TRY IT: Copy out every line of the data where the word "description" is found.
[SOURCE INFORMATION — start]
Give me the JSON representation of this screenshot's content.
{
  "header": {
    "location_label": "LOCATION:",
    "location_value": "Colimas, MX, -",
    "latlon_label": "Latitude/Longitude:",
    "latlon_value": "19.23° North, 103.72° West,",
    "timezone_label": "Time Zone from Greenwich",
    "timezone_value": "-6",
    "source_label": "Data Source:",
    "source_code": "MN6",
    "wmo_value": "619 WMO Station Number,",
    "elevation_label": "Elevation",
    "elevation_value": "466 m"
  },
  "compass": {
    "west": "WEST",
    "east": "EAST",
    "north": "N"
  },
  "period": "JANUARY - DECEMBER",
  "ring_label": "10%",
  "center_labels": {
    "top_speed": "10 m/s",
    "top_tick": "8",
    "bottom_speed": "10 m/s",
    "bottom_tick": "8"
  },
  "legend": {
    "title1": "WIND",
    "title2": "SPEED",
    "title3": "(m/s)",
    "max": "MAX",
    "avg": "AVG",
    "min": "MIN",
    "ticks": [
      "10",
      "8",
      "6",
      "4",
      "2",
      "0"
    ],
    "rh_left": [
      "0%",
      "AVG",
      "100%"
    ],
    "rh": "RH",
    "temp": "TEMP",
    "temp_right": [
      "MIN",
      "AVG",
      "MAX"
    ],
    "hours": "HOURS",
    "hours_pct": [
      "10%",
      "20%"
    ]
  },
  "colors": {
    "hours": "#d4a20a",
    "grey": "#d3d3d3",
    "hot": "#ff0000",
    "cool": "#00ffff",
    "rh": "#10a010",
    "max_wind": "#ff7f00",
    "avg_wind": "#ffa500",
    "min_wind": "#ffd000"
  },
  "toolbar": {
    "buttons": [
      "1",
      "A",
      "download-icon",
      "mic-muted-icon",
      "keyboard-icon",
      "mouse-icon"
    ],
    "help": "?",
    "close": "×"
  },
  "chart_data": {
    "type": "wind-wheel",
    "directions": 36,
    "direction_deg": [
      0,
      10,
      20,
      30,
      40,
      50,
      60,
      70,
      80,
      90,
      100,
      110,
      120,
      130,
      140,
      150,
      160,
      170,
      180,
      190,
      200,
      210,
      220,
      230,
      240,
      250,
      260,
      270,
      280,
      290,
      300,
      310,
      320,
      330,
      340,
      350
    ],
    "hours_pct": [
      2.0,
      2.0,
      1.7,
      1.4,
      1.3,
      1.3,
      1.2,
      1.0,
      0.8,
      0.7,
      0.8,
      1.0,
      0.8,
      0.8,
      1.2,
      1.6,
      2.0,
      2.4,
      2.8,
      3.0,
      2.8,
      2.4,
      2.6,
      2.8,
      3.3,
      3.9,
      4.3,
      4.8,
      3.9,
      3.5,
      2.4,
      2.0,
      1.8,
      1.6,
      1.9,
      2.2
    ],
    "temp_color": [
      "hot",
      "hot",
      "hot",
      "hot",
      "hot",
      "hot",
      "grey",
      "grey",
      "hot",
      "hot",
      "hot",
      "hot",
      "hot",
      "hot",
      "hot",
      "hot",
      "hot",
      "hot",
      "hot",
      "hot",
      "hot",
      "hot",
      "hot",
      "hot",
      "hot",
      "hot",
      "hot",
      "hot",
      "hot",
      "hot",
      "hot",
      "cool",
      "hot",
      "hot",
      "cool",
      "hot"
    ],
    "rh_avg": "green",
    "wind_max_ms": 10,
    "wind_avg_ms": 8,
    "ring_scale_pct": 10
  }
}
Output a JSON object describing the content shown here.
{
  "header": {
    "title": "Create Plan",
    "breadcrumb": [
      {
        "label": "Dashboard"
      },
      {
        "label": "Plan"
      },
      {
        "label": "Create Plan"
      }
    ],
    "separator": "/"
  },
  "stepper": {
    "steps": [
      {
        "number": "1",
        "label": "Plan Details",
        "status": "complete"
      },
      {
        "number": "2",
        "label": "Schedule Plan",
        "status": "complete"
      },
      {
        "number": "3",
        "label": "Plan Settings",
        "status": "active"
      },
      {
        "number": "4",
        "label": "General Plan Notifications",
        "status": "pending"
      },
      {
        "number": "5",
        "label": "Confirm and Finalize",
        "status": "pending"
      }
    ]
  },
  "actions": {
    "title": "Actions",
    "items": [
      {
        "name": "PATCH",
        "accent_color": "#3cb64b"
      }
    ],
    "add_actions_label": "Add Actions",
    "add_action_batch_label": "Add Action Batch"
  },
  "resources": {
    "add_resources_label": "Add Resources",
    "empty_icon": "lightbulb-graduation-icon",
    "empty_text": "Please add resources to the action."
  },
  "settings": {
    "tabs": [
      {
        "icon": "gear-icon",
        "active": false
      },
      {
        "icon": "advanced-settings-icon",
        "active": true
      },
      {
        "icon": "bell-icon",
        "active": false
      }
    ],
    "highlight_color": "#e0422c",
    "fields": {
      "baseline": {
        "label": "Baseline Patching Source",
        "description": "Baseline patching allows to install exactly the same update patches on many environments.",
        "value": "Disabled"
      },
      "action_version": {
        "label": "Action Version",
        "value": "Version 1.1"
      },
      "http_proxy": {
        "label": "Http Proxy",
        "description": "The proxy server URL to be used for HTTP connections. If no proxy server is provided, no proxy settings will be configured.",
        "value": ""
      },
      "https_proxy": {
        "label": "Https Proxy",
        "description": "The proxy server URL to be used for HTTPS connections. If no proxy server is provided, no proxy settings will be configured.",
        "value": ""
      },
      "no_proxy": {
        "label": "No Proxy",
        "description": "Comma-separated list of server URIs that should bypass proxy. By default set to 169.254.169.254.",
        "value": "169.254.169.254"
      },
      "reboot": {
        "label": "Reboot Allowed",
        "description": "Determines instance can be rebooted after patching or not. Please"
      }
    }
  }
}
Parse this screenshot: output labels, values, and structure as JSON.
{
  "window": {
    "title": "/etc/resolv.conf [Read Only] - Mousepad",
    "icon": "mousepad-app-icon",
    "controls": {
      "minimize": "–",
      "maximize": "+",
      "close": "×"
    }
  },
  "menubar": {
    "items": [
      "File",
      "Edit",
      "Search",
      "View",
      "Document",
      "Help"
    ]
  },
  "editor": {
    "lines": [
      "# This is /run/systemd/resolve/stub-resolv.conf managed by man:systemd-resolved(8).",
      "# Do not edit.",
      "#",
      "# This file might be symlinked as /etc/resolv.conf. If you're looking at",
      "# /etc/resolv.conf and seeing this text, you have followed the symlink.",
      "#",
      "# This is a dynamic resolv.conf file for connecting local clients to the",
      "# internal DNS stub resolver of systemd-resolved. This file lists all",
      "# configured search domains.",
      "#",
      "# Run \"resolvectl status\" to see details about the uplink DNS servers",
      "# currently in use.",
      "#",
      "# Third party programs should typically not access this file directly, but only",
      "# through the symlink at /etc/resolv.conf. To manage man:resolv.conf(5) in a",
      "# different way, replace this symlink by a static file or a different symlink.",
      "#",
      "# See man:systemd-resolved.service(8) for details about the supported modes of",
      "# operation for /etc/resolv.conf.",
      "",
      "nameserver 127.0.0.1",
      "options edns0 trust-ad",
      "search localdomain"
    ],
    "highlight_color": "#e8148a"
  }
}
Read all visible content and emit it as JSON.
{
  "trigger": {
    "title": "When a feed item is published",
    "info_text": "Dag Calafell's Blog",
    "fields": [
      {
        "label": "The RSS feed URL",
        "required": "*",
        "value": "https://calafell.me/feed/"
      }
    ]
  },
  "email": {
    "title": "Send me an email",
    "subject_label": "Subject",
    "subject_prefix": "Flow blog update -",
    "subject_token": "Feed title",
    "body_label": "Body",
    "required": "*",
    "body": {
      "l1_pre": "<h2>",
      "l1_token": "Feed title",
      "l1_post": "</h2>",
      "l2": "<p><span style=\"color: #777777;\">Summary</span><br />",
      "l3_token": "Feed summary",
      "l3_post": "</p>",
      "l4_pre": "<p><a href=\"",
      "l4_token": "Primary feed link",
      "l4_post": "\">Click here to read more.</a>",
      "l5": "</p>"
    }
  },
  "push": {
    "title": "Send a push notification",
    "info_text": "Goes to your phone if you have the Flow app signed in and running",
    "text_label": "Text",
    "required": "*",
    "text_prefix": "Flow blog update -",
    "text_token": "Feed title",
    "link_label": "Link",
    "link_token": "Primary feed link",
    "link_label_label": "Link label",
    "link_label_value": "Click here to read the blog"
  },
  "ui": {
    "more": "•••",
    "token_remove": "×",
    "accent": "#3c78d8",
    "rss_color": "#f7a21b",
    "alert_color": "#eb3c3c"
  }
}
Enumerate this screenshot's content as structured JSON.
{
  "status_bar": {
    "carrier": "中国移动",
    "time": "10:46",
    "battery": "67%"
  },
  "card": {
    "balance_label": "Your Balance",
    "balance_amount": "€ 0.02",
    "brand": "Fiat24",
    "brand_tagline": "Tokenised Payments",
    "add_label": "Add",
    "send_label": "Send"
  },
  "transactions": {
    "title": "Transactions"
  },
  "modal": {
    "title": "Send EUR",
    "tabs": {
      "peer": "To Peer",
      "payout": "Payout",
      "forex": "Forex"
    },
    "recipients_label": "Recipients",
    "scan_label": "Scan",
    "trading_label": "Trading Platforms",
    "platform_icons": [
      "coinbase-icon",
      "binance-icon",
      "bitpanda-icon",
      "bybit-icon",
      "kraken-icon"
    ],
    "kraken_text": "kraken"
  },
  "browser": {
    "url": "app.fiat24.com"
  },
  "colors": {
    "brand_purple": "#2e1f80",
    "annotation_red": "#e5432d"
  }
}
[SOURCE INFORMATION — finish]
TASK SOLUTION:
        "description": "Baseline patching allows to install exactly the same update patches on many environments.",
        "description": "The proxy server URL to be used for HTTP connections. If no proxy server is provided, no proxy settings will be configured.",
        "description": "The proxy server URL to be used for HTTPS connections. If no proxy server is provided, no proxy settings will be configured.",
        "description": "Comma-separated list of server URIs that should bypass proxy. By default set to 169.254.169.254.",
        "description": "Determines instance can be rebooted after patching or not. Please"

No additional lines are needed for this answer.